Intervals (time without qualities)
'Might one not think of public time’, [Stephen Wright] asks, ‘as carving out breathing spots, intervals, transitory breaches in the very core of collective existence, time slots still unfettered by moral or political discipline?’. Wright’s interest is in cracks in otherwise seamless time. If time now has various capitalized qualities then what is a time without qualities? What is a time that is ‘available’, ‘an undisciplined time, a public time whose ideological and moral density is tolerably low’? These intervals would constitute the equivalent to the strange in-between spatial zones in and around cities – derelict sites, empty parking lots, those bedraggled non-spaces before the city peters out.
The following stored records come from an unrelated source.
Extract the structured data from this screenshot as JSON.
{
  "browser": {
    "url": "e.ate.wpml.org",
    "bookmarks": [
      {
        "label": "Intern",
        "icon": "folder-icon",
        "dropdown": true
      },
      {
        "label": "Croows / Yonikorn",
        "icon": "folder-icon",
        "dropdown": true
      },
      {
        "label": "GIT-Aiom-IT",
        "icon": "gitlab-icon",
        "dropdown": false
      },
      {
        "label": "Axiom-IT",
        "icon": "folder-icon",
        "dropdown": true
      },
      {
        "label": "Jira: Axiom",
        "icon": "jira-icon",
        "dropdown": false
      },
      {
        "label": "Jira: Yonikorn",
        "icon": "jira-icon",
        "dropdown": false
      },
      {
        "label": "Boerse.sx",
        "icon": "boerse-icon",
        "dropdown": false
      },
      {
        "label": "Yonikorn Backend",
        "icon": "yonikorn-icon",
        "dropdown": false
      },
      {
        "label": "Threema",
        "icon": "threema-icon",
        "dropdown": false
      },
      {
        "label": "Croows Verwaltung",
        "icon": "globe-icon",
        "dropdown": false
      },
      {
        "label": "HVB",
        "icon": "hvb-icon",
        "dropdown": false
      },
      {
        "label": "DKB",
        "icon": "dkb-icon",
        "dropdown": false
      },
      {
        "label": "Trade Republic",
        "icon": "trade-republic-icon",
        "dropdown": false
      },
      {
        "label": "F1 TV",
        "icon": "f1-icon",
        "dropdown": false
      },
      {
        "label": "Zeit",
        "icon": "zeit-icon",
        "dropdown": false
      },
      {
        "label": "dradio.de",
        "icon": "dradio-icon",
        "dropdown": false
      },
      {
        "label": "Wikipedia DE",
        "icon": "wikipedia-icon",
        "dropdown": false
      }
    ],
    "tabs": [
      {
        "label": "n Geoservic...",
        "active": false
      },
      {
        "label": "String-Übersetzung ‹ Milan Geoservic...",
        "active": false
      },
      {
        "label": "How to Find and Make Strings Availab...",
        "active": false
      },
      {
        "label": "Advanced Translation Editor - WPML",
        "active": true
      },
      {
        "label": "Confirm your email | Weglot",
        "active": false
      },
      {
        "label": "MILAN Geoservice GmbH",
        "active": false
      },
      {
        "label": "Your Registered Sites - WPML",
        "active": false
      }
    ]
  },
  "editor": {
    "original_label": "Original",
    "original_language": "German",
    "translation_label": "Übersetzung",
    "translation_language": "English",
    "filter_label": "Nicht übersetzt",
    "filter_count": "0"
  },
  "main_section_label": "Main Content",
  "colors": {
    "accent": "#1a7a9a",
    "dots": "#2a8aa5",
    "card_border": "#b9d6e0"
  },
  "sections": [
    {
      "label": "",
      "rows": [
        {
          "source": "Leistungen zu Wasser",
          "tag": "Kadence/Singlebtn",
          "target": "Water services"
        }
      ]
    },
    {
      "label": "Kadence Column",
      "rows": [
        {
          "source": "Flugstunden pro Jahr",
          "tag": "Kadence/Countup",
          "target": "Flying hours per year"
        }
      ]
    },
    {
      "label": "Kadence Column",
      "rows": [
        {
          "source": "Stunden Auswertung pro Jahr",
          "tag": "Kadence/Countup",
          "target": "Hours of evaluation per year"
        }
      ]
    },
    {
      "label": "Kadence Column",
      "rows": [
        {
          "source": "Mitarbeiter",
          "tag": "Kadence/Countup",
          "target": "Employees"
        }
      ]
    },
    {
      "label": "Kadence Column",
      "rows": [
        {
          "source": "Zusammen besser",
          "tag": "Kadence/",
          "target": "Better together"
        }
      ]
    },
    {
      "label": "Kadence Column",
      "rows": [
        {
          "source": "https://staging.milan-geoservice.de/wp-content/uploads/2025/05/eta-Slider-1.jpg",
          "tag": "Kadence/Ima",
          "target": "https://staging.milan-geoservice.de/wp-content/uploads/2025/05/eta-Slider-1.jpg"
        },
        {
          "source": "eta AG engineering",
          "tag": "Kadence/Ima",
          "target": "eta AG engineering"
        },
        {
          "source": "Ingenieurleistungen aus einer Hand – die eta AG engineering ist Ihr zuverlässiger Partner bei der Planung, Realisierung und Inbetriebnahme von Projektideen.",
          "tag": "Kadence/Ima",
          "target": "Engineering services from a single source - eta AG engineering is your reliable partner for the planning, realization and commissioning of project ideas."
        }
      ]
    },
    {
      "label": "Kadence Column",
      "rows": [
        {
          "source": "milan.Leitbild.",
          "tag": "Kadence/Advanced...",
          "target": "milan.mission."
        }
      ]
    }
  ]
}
Wright wants to know what the temporal equivalence might be of these ‘vague terrains’, what vague time might feel like, a time between public and private time that remains indistinct. Drawing on Jacques Ranciere’s insistence that the sphere of democracy is always under construction, an interval, that is, between legal and social identity, then that space is also temporal, and the sort of public time Wright refers to as ‘without qualities,’ unqualified and unquantified, is the very condition of the possibility of democracy, of a sharing of public life.